It’s important to consult with a specialist who has experience with placenta accreta to help manage and care for your pregnancy. If possible, the delivery should occur at a specialized center where the staff is well trained and has experience with accreta deliveries, and where you will have access to a multidisciplinary team of specialists as needed.
Carrying a high-risk pregnancy, undergoing a complicated delivery and experiencing a hemorrhage are extremely stressful situations. After delivery, women with accreta may experience some of the following:
If you have these thoughts, please contact a health care professional immediately:
Experiencing a pregnancy with placenta accreta can be very difficult, scary and overwhelming. Women with this condition are encouraged to talk with a counselor or therapist if they feel overwhelmed, anxious or depressed. Reaching out to an obstetrician, midwife or primary care provider is an important first step when patients or family members identify these symptoms.
Placenta accreta is not common, and friends and family members often don’t know how best to help someone in this situation. Many accreta patients find help and support from other patients who have this condition or have in the past. One such organization is Hope for Accreta.
In addition to delivery planning and management, we accept transfers of complicated postpartum patients and provide inter-pregnancy care, including management of retained accretas.
Please consider contributing to the BWH Program for Surgical Obstetrics and its Placental Abnormalities Initiative. Funds will be used to support our research programs, build communication and education tools, and make sure that our Labor and Delivery unit is equipped with state-of-the art technology to assist women who hemorrhage in childbirth. Please indicate at the time of donation that you would like to direct the funds to the Surgical Obstetric/Placenta Accreta Program.
Many with placenta accreta require a life-saving blood transfusion. Blood is a precious resource, and we rely on generous donors to keep our blood bank adequately stocked. Please consider scheduling a donation to help us replenish and maintain our supply of blood products for patients.

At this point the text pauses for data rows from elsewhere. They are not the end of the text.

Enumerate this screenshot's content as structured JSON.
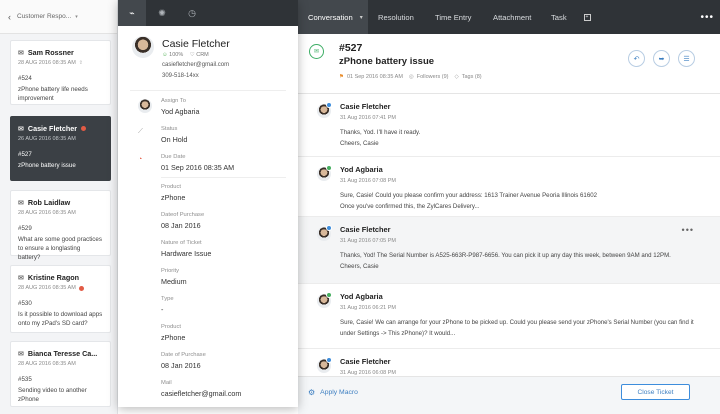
{
  "list": {
    "back_icon": "chevron-left",
    "title": "Customer Respo...",
    "title_caret": "▾",
    "tickets": [
      {
        "name": "Sam Rossner",
        "date": "28 AUG 2016 08:35 AM",
        "number": "#524",
        "subject": "zPhone battery life needs improvement",
        "selected": false,
        "overdue": false
      },
      {
        "name": "Casie Fletcher",
        "date": "26 AUG 2016 08:35 AM",
        "number": "#527",
        "subject": "zPhone battery issue",
        "selected": true,
        "overdue": true
      },
      {
        "name": "Rob Laidlaw",
        "date": "28 AUG 2016 08:35 AM",
        "number": "#529",
        "subject": "What are some good practices to ensure a longlasting battery?",
        "selected": false,
        "overdue": false
      },
      {
        "name": "Kristine Ragon",
        "date": "28 AUG 2016 08:35 AM",
        "number": "#530",
        "subject": "Is it possible to download apps onto my zPad's SD card?",
        "selected": false,
        "overdue": true
      },
      {
        "name": "Bianca Teresse Ca...",
        "date": "28 AUG 2016 08:35 AM",
        "number": "#535",
        "subject": "Sending video to another zPhone",
        "selected": false,
        "overdue": false
      }
    ]
  },
  "contact": {
    "tabs": [
      "contact-tab",
      "activity-tab",
      "history-tab"
    ],
    "name": "Casie Fletcher",
    "score": "100%",
    "crm": "CRM",
    "email": "casiefletcher@gmail.com",
    "phone": "309-518-14xx",
    "fields": [
      {
        "label": "Assign To",
        "value": "Yod Agbaria"
      },
      {
        "label": "Status",
        "value": "On Hold"
      },
      {
        "label": "Due Date",
        "value": "01 Sep 2016 08:35 AM"
      },
      {
        "label": "Product",
        "value": "zPhone"
      },
      {
        "label": "Dateof Purchase",
        "value": "08 Jan 2016"
      },
      {
        "label": "Nature of Ticket",
        "value": "Hardware Issue"
      },
      {
        "label": "Priority",
        "value": "Medium"
      },
      {
        "label": "Type",
        "value": "-"
      },
      {
        "label": "Product",
        "value": "zPhone"
      },
      {
        "label": "Date of Purchase",
        "value": "08 Jan 2016"
      },
      {
        "label": "Mail",
        "value": "casiefletcher@gmail.com"
      }
    ]
  },
  "nav": {
    "tabs": [
      "Conversation",
      "Resolution",
      "Time Entry",
      "Attachment",
      "Task"
    ],
    "active": "Conversation",
    "caret": "▾",
    "more": "•••"
  },
  "ticket": {
    "number": "#527",
    "subject": "zPhone battery issue",
    "date": "01 Sep 2016 08:35 AM",
    "followers": "Followers (9)",
    "tags": "Tags (8)"
  },
  "threads": [
    {
      "author": "Casie Fletcher",
      "time": "31 Aug 2016 07:41 PM",
      "lines": [
        "Thanks, Yod. I'll have it ready.",
        "Cheers, Casie"
      ],
      "type": "customer"
    },
    {
      "author": "Yod Agbaria",
      "time": "31 Aug 2016 07:08 PM",
      "lines": [
        "Sure, Casie! Could you please confirm your address: 1613 Trainer Avenue Peoria Illinois 61602",
        "Once you've confirmed this, the ZylCares Delivery..."
      ],
      "type": "agent"
    },
    {
      "author": "Casie Fletcher",
      "time": "31 Aug 2016 07:05 PM",
      "lines": [
        "Thanks, Yod! The Serial Number is A525-663R-P987-6656. You can pick it up any day this week, between 9AM and 12PM.",
        "Cheers, Casie"
      ],
      "type": "customer"
    },
    {
      "author": "Yod Agbaria",
      "time": "31 Aug 2016 06:21 PM",
      "lines": [
        "Sure, Casie! We can arrange for your zPhone to be picked up. Could you please send your zPhone's Serial Number (you can find it under Settings -> This zPhone)? It would..."
      ],
      "type": "agent"
    },
    {
      "author": "Casie Fletcher",
      "time": "31 Aug 2016 06:08 PM",
      "lines": [],
      "type": "customer"
    }
  ],
  "footer": {
    "macro": "Apply Macro",
    "close": "Close Ticket"
  },
  "colors": {
    "dark": "#2f3337",
    "accent": "#3d8ddc",
    "overdue": "#e25b45",
    "success": "#45ad5e"
  }
}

Cesarean Section Delivery: Delivery of a baby through an incision made in the mother’s abdomen and uterus
Cervix: The lower part of the uterus that connects to the vagina

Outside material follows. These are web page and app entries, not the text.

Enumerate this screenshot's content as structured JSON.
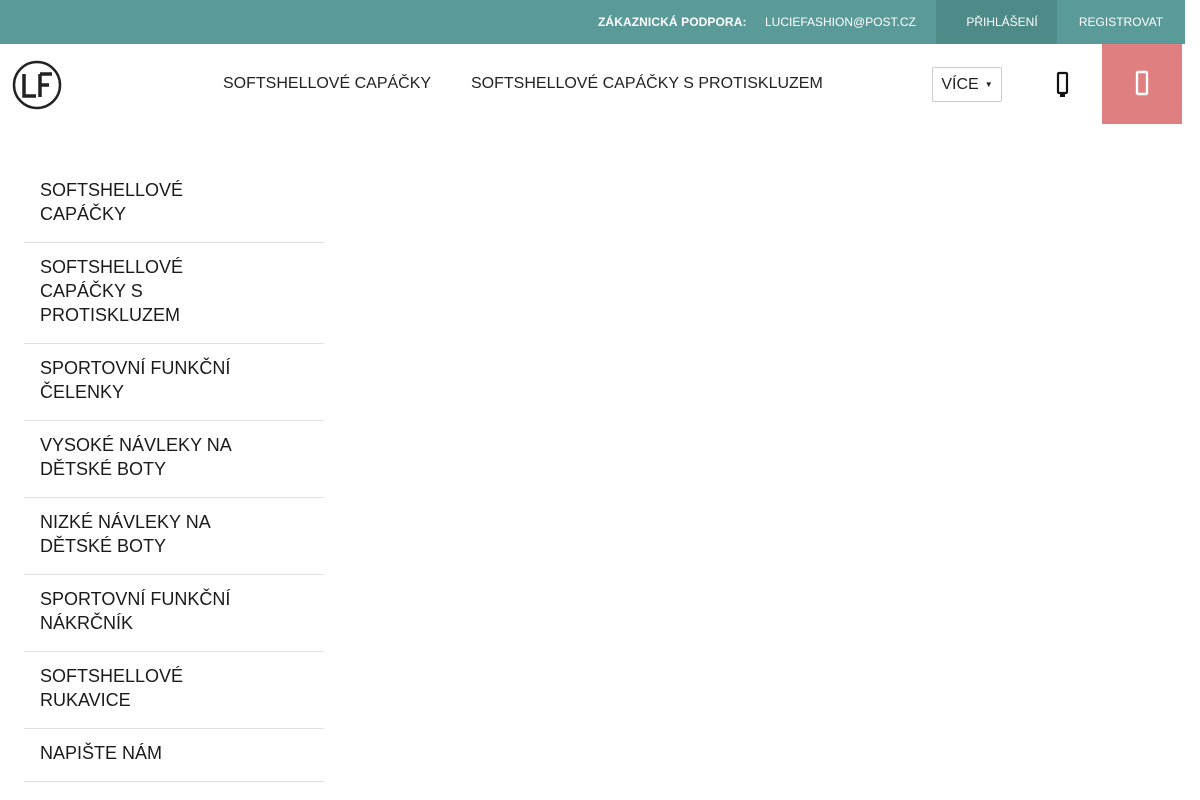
{
  "topbar": {
    "support_label": "ZÁKAZNICKÁ PODPORA:",
    "support_email": "LUCIEFASHION@POST.CZ",
    "login_label": "PŘIHLÁŠENÍ",
    "register_label": "REGISTROVAT",
    "background_color": "#5a9b99"
  },
  "header": {
    "logo_text": "LF",
    "nav": [
      {
        "label": "SOFTSHELLOVÉ CAPÁČKY"
      },
      {
        "label": "SOFTSHELLOVÉ CAPÁČKY S PROTISKLUZEM"
      }
    ],
    "more_label": "VÍCE",
    "search_icon": "search-icon",
    "cart_icon": "cart-icon",
    "cart_color": "#df7f7f"
  },
  "sidebar": {
    "items": [
      {
        "label": "SOFTSHELLOVÉ CAPÁČKY"
      },
      {
        "label": "SOFTSHELLOVÉ CAPÁČKY S PROTISKLUZEM"
      },
      {
        "label": "SPORTOVNÍ FUNKČNÍ ČELENKY"
      },
      {
        "label": "VYSOKÉ NÁVLEKY NA DĚTSKÉ BOTY"
      },
      {
        "label": "NIZKÉ NÁVLEKY NA DĚTSKÉ BOTY"
      },
      {
        "label": "SPORTOVNÍ FUNKČNÍ NÁKRČNÍK"
      },
      {
        "label": "SOFTSHELLOVÉ RUKAVICE"
      },
      {
        "label": "NAPIŠTE NÁM"
      }
    ]
  }
}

Congenital Anomalies of the Uterus: Malformations of the uterus
Fetus: The developing, unborn baby
Gestation: The period between the conception and birth of the child
Hysterectomy: The surgical removal of the uterus
Infertility: The inability to become pregnant
Placenta: The organ that connects the developing fetus to the uterus to deliver the baby nutrients and oxygen, eliminate waste and produce hormones to support development
Placenta Accreta: A condition of pregnancy where the placenta’s blood vessels attach too deeply to the uterine wall
Placenta Increta: A condition where the placenta attaches more firmly to the uterus and becomes embedded in the organ’s muscle wall
Placenta Percreta: A condition where placenta attaches itself and grows through the uterus and potentially to the nearby organs
Placenta Previa: A condition of pregnancy where the placenta sits low in the uterus, usually over the cervix
Placental Abruption: A condition of pregnancy where the placenta disconnects from the uterus before delivery, possibly causing heavy bleeding for the mother or depriving the baby of oxygen and nutrients
Secondary Infertility: The inability to become pregnant after the birth of one or more children
Ultrasound: A type of technology that produces images of a fetus within the womb and is used for monitoring the fetus’s development
Uterus: The female reproductive organ where the fetus develops during gestation, also known as the womb
For over a century, a leader in patient care, medical education and research, with expertise in virtually every specialty of medicine and surgery.